It's not as funny as most of his writing, but this comment from P.G. Wodehouse (1881-1975) certainly has some merit:
"A man's subconscious self is not the ideal companion. It lurks for the
greater part of his life in some dark den of its own, hidden away, and
emerges only to taunt and deride and increase the misery of a miserable
It's been awhile since I posted something by the Ukelele Orchestra of Great Britain-- and this clip has something for pretty much everyone, with tunes ranging from the Tin Pan Alley canon to disco. Enjoy:
One can infer some great advice from this comment by C.S. Lewis (1898-1963):
"If we let ourselves, we shall always be waiting for some distraction or
other to end before we can really get down to our work. The only people
who achieve much are those who want knowledge so badly that they seek it

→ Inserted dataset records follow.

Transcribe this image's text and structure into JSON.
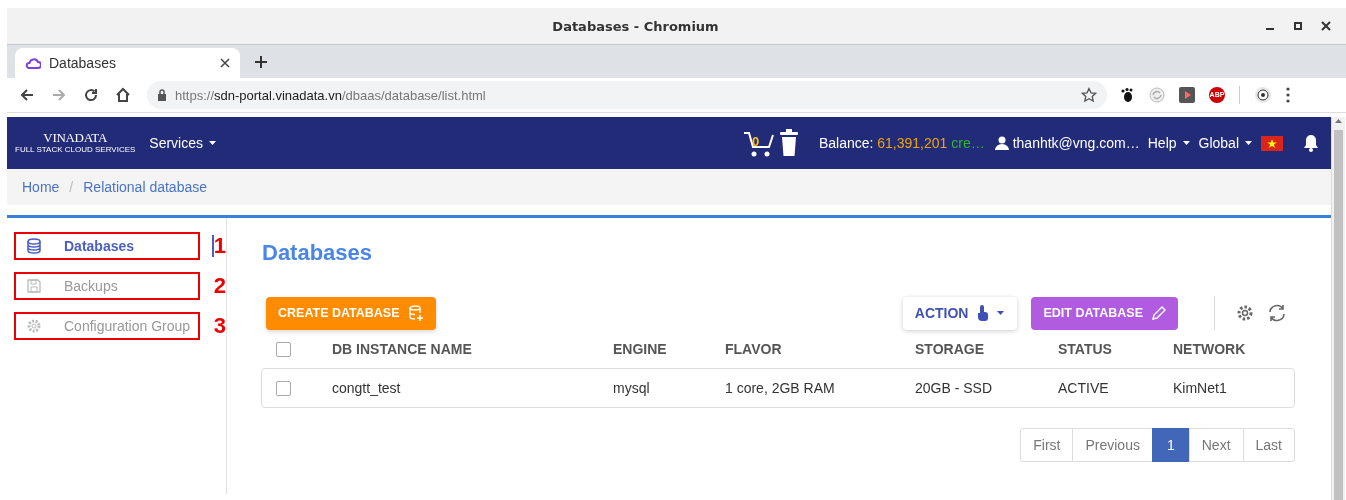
{
  "window": {
    "title": "Databases - Chromium"
  },
  "browser": {
    "tabs": [
      {
        "label": "Databases",
        "selected": true
      }
    ],
    "url": {
      "host": "https://sdn-portal.vinadata.vn",
      "path": "/dbaas/database/list.html"
    },
    "abp_badge": "ABP"
  },
  "navbar": {
    "logo": "VINADATA",
    "tagline": "FULL STACK CLOUD SERVICES",
    "services": "Services",
    "cart_count": "0",
    "balance_label": "Balance:",
    "balance_amount": "61,391,201",
    "balance_unit": "cre…",
    "user": "thanhtk@vng.com…",
    "help": "Help",
    "region": "Global"
  },
  "breadcrumb": {
    "separator": "/",
    "items": [
      {
        "label": "Home"
      },
      {
        "label": "Relational database"
      }
    ]
  },
  "sidebar": {
    "items": [
      {
        "label": "Databases",
        "selected": true,
        "kind": "database",
        "annotation": "1"
      },
      {
        "label": "Backups",
        "selected": false,
        "kind": "backup",
        "annotation": "2"
      },
      {
        "label": "Configuration Group",
        "selected": false,
        "kind": "config",
        "annotation": "3"
      }
    ]
  },
  "page": {
    "title": "Databases",
    "create_button": "CREATE DATABASE",
    "action_button": "ACTION",
    "edit_button": "EDIT DATABASE"
  },
  "table": {
    "all_selected": false,
    "columns": [
      "DB INSTANCE NAME",
      "ENGINE",
      "FLAVOR",
      "STORAGE",
      "STATUS",
      "NETWORK"
    ],
    "rows": [
      {
        "selected": false,
        "cells": [
          "congtt_test",
          "mysql",
          "1 core, 2GB RAM",
          "20GB - SSD",
          "ACTIVE",
          "KimNet1"
        ]
      }
    ]
  },
  "pagination": [
    {
      "label": "First",
      "selected": false
    },
    {
      "label": "Previous",
      "selected": false
    },
    {
      "label": "1",
      "selected": true
    },
    {
      "label": "Next",
      "selected": false
    },
    {
      "label": "Last",
      "selected": false
    }
  ]
}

while the conditions are still unfavorable. Favorable conditions never
I really enjoyed the new film Premium Rush, a movie choice made only because nothing else at the cineplex looked even remotely interesting. It's chief appeal? It looked like there would be a lot of location shooting in the streets of Manhattan, and that turned out to be even truer than I expected. I've thought about visiting NYC each of the past several summers, but for one reason or another I never go. So a movie like this serves as a kind of imaginary vacation, as long as the photography lets you really take in the surroundings. Despite the fact that a lot of this movie speeds along with a bicycle messenger noted for his lack of brakes, there's plenty of chances to appreciate the landmarks, and hustle and bustle especially of the neighborhood stretching north along Broadway north of Columbus Circle (one of my regular stomping grounds thirty years ago). What surprised me is how this stripped down story-- told in barely ninety minutes-- balanced action, romance, and comedy in more or less equal measure involving fairly well delineated characters. That last part is not typical of your standard summer action fare. Joseph Gordon-Levitt, who plays the lead character, is a fine actor so no surprise that he brings some depth to the role of the committed speed demon. But the real scene stealer is Michael Shannon as the rider's nemesis-- a cop gone bad trying to intercept the messenger's delivery. In fact, he may be the most entertaining bad guy since Alan Rickman's Hans in the first Die Hard movie. The element that I most appreciated about this movie is that really nothing is overblown. There are some nice stunts, but none that really stretch one's credulity. It's a tightly told story, with great tension and a satisfying ending. There really should be more movies made that adhere to such simple virtues.
Words of wisdom from the pen of Henry David Thoreau (1817-1862):
"All that man can say or do that can possibly concern mankind is, in some
shape or other, to tell the story of his love — to sing, and if he is
fortunate and keeps alive he will be forever in love. This alone is to
be alive to the extremities. It is such a pity that this divine creature
should ever suffer from cold feet. A still greater pity that the
coldness so often reaches to his heart."
The Leaves came out of the same L.A. rock scene that spawned the Byrds, Love, and the Doors. I don't know why they weren't as big as those other acts, based on the evidence of this (not to mention their other great recordings from the mid-sixties, including one of the best versions of "Hey Joe" ever committed to vinyl):